Dear Friends and Supporters of Khyentse Foundation,
Khyentse Foundation was founded by Dzongsar Khyentse Rinpoche in 2001 to establish a system of patronage to support the Buddha’s vision of wisdom and compassion. In November 2006, we celebrated our fifth anniversary. I hope that this annual report will give a small taste of what the Foundation has accomplished in those five years, under Rinpoche’s guidance.
Building the Five Projects
In the first five years, the Foundation concentrated on building the basic infrastructure to translate Rinpoche’s vision into action programs.
At the outset, Rinpoche identified five priority projects that form the basic structure of the KF support system. Much progress has been made over the years, and these five projects continue to serve as the framework to deliver our services. For details, see the [intlink id=”388″ type=”page”]Five Projects page[/intlink] of this site.
Building the Financial Resources
During the past five years, donors from around the world contributed and pledged over US$6 million to support the activities of Khyentse Foundation, with a record $1.8 million received in 2006. A portion of these funds was used to support the five projects, including the endowed chair of Buddhist studies at UC Berkeley. More importantly, the funds were used to build up the three endowments—for monastic education, scholarships, and publications—to ensure long-term on-going support for these priority areas. As of December 31, 2006, our total portfolio for these three endowments reached over $5 million.
Another major effort is to build the Foundation’s investment strength. In addition to the five-member investment committee appointed by Rinpoche, a panel of advisors was invited to provide professional recommendations. The highly qualified and well-informed investment team has adopted a prudent, flexible, and cooperative approach to managing the funds, which resulted in excellent returns. In 2006, the average total return of the KF portfolio was 18%, surpassing our expectation of a 5% return, and also surpassing average market indices.
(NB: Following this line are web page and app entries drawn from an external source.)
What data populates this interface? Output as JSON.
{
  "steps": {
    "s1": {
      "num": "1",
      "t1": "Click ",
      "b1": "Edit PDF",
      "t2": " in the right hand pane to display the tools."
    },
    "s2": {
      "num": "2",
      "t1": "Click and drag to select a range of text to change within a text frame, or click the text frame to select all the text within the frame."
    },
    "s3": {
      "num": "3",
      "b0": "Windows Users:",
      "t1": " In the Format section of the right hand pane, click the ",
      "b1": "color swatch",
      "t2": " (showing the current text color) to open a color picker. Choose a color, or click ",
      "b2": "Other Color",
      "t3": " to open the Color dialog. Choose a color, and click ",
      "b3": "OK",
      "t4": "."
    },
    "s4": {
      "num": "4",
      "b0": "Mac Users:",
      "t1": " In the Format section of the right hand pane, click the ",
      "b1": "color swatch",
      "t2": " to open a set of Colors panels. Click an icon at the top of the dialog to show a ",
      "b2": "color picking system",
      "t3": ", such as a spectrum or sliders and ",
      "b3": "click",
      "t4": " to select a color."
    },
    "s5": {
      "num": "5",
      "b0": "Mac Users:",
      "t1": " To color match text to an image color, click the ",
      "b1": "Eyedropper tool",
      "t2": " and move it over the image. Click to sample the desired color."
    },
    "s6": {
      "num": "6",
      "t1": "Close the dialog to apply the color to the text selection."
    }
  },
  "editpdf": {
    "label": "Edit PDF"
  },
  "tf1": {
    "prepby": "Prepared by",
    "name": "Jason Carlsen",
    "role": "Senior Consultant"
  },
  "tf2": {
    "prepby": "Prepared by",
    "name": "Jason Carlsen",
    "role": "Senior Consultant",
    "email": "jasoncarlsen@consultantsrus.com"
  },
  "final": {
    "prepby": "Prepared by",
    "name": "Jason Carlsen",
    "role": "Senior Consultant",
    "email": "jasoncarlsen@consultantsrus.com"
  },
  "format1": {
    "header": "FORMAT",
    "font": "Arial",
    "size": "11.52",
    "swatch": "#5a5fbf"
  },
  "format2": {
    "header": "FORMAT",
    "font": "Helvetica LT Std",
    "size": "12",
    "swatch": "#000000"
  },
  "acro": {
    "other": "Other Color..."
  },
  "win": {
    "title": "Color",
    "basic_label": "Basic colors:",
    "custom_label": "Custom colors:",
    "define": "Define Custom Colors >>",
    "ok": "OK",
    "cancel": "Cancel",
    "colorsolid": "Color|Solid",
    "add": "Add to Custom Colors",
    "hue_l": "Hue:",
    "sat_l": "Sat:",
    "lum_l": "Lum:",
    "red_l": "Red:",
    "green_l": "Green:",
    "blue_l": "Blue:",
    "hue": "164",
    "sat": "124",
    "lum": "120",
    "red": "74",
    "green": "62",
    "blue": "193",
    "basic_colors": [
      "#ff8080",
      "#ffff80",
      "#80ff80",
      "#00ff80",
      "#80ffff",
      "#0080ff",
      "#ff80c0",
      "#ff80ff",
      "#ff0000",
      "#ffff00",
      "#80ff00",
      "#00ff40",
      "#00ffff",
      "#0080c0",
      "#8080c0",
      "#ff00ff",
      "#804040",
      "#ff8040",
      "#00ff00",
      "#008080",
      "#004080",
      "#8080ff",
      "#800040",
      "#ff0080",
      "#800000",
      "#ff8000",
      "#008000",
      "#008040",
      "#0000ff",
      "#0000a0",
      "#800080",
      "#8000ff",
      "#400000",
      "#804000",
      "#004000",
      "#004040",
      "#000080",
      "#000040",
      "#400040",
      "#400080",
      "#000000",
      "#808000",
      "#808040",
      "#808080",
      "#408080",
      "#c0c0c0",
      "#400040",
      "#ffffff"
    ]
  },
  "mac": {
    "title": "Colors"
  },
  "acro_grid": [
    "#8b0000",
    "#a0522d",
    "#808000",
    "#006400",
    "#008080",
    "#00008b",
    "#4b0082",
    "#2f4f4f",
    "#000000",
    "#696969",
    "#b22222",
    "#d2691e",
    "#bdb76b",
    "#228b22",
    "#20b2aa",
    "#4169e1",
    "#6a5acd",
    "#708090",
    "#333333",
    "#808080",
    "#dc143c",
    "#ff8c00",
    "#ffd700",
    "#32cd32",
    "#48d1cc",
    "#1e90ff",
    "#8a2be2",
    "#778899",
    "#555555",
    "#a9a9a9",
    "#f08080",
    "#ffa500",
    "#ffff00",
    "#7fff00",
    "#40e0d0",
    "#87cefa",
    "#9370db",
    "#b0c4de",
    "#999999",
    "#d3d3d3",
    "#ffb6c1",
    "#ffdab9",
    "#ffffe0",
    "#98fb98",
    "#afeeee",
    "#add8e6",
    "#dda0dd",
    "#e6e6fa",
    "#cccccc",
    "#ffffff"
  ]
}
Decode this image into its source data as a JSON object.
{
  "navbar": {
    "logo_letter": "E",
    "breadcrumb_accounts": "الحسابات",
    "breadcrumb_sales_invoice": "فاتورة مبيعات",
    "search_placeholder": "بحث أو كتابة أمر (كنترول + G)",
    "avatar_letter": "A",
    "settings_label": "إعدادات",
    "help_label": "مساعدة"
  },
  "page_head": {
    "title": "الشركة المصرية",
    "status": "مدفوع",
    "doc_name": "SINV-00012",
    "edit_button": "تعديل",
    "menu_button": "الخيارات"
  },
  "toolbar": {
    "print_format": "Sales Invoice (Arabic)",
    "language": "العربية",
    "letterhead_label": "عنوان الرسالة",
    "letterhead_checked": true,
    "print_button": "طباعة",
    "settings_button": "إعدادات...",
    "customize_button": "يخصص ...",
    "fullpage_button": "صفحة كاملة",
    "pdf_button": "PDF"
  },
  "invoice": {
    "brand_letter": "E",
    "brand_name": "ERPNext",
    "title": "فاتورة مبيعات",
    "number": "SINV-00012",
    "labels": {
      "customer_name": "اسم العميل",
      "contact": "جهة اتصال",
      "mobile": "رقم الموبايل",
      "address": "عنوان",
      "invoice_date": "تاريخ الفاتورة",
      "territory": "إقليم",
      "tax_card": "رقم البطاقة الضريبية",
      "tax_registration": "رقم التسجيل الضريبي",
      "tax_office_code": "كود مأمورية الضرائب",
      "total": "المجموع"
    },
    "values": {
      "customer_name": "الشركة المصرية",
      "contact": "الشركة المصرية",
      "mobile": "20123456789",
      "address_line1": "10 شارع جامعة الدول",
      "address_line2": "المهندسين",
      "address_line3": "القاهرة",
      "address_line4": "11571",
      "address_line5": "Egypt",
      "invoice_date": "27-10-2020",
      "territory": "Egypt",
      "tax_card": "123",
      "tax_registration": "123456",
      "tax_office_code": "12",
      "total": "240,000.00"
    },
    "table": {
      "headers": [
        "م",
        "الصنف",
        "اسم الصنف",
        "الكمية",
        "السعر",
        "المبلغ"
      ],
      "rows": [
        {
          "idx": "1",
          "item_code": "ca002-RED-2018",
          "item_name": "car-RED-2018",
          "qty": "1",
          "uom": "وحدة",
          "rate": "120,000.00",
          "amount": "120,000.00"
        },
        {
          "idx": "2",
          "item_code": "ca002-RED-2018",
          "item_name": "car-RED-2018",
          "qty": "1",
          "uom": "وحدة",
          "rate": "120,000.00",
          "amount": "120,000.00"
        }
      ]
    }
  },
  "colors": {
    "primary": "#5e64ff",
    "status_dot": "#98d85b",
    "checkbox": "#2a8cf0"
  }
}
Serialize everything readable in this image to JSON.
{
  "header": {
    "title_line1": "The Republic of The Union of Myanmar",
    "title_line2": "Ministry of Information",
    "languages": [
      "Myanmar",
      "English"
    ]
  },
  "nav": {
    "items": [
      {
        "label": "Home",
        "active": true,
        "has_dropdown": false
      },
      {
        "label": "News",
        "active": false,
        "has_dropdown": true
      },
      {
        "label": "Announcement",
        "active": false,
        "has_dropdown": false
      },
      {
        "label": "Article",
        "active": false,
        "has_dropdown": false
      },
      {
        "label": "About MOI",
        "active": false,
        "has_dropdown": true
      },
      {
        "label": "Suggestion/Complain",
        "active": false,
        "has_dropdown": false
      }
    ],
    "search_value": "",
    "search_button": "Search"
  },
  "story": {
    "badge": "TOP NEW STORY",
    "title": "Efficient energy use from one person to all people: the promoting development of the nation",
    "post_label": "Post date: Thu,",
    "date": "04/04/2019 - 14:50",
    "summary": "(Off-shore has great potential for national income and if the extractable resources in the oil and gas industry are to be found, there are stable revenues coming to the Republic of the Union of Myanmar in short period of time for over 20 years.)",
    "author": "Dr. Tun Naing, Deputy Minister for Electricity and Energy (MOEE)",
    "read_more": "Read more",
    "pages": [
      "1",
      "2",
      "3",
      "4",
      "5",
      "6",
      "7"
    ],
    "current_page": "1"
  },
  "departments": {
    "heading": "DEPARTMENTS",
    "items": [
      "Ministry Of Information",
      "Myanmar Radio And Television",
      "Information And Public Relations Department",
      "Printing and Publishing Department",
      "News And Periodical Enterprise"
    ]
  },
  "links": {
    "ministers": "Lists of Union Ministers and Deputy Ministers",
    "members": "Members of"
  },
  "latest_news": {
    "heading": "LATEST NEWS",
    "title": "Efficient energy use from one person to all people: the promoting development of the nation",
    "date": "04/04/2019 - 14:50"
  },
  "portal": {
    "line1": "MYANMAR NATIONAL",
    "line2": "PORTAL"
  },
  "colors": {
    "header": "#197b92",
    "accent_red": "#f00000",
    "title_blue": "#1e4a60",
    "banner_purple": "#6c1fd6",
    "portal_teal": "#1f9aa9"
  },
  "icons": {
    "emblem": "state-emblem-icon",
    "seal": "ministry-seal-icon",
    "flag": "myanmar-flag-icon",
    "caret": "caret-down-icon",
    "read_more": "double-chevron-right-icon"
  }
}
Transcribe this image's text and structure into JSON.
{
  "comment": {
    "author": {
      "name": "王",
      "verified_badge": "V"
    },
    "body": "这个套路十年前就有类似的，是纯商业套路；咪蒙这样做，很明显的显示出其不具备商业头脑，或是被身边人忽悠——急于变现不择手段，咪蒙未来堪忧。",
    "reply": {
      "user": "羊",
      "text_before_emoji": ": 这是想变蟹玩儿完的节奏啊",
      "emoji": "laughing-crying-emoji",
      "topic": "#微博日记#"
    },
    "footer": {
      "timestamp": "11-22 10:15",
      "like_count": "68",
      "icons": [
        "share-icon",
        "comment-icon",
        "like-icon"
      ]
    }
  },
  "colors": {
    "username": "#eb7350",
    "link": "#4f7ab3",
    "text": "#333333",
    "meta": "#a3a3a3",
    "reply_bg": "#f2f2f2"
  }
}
In response to the growing complexity of the Foundation’s financial position, a budget committee was formed in 2006 to better analyze, plan, and manage the Foundation’s finances.
Building the Network of Supporters
The Foundation is now supported by a strong group of sponsors and volunteer team members. Some of our supporters contribute financially, and others contribute their time, energy, and professional skills. Many contribute in both arenas. And both types of contributions are instrumental in building the KF support system.
As of year end 2006, close to 1,000 donors and supporters from 30 countries support the Foundation. The most active countries are Taiwan, the USA, and Hong Kong, followed by Malaysia, the UK, Canada, Australia, Germany, and many others. We now have active representation in 14 countries around the world.
One encouraging trend is the success of our monthly donors matching funds program, with over 250 members in many countries. The program now provides the funds for more than 50% of the Foundation’s on-going project grants.
In spite of its significant growth during the past five years, the Foundation continues to be staffed by an all-volunteer team, and is able to maintain administration costs at 2% of revenue.
Supporting Those Who Are in Need
Under Rinpoche’s guidance, our support initially went to Tibetan Buddhism, but we are now going “beyond Tibetans” and “beyond monks and nuns.” Our approach is nonsectarian, rimé in the broadest sense of the word. For details, see [intlink id=”420″ type=”page”]Who We Help[/intlink].
The Foundation also takes the initiative in identifying and reaching out to people and projects that need funding and support. In coming years, we expect to establish more programs along the lines of the Scholarships for Cambodian Monks program.
Looking Forward to the Second Five Years
In a series of planning meetings in 2006, Rinpoche and the Board of Directors set ambitious goals for the Foundation’s next five years. Through the Foundation’s five projects, we aim to: 1. Support non-Tibetan and lay students in study and practice in all Buddhist traditions 2. Produce Buddhist teachers and scholars to influence the world 3. Make Buddhist texts readily available to all who wish to study 4. Promote the study of Buddhism in major universities around the world 5. Support Buddhist education for second-generation Buddhists, where such studies are not readily available
The Foundation has set high financial goals in order to have the necessary capital to realize these program goals. We hope to increase our total endowment to $9 million by 2011 (from $5 million in 2006), primarily to fund the scholarship, monastic education, and publication projects. Endowed chairs of Buddhist studies will be funded separately, and Buddhist education will be funded on a project and need basis. We have also identified communications, fundraising, and community involvement as three main challenges in the coming years.
The first five years were a good beginning, but many more challenges lie ahead in the next five. We still have a very long way to go, and it’s up to all of us to work together to make Khyentse Foundation truly a patron of Buddhism, following in the footsteps of King Ashoka.
May the work of Khyentse Foundation benefit all sentient beings.
Cangioli Che, Executive Director